We sometimes read of celebrities going on hospice care and then, just a few days later, dying. This gives the wrong message that hospice care is only for those who are days away from passing. It also implies that being admitted to hospice care means a patient will die in short order.

Along with communicating that hospice care does not speed up the dying process, all hospices, including Hope Hospice, must continue telling the general public and the medical community that hospice care is not just for the very few last days of a person’s life. Most hospices frequently receive comments from family members and other survivors who say, “We wish we had called you sooner.”

Correcting Misconceptions About Hospice

If you Google the search term “misconceptions about hospices,” you’ll get 2,750,000 results. Here are just three of the big misconceptions about hospice care in the U.S.

#1. A hospice is a place. In America, most hospice care occurs in private residences. Most patients prefer to face end-of-life in the comfort of their own homes. Hospice personnel visit the patient in his or her home. Yes, there are some hospices that house patients, but most do not.

#2. Hospice is only for patients with cancer. While many hospice patients do have cancer, hospice care is available for all who have a diagnosis that indicates a life expectancy of six months or less. Hospice patients include those with congestive heart failure, emphysema, dementia and AIDS.

#3. Entering hospice care means that a patient is giving up. Wrong. Hospice care works to make the remaining weeks and months of life comfortable. Hospice care helps manage symptoms such as aches and pains, nausea and problems sleeping. Hospice provides spiritual and social support, which can significantly improve quality of life.

Many studies have shown that patients receiving hospice care, on average, actually live longer (and, presumably more comfortably) than those terminal patients who are not on hospice.

At Hope Hospice of St. Louis, we work everyday to correct misconceptions about hospice.

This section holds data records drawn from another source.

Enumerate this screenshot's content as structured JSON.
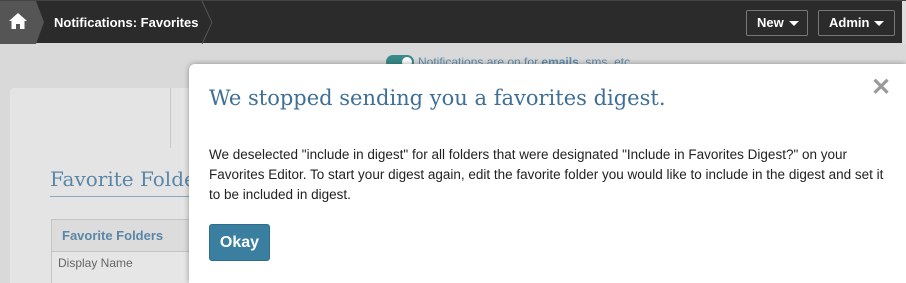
{
  "topbar": {
    "home_icon": "home-icon",
    "breadcrumb": "Notifications: Favorites",
    "new_button": "New",
    "admin_button": "Admin"
  },
  "background": {
    "notification_prefix": "Notifications are on for ",
    "notification_bold": "emails",
    "notification_suffix": ", sms, etc",
    "section_heading": "Favorite Folders",
    "table_header": "Favorite Folders",
    "column_display_name": "Display Name"
  },
  "modal": {
    "title": "We stopped sending you a favorites digest.",
    "close_icon": "close-icon",
    "body": "We deselected \"include in digest\" for all folders that were designated \"Include in Favorites Digest?\" on your Favorites Editor. To start your digest again, edit the favorite folder you would like to include in the digest and set it to be included in digest.",
    "okay_button": "Okay"
  },
  "colors": {
    "topbar": "#2b2b2b",
    "accent": "#3a7ea0",
    "title_blue": "#3f6f96"
  }
}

We understand why these misconceptions exist. One main reason is many people do not learn about hospice until it is absolutely necessary. Death is an uncomfortable topic for most of us and, naturally, not something we want to focus on. For those with aging parents, as well as those who are moving into the “golden years” of life, learning about hospice should be a vital concern.

The main problem with these misconceptions is they cause people to avoid or delay taking advantage of all that hospice care has to offer. We at Hope Hospice of St. Louis are always happy to provide information and answer questions about hospice care. We know that we can never completely eliminate all the misconceptions about hospice. We also know that sharing the correct information with one person, one family, one church guild, one civic organization, one medical facility employee group or one entire community can lead patients who need hospice to connect with hospice. Call us or visit us online.

Phone number: 314-984-9800

Web link: Hope Hospice of St. Louis.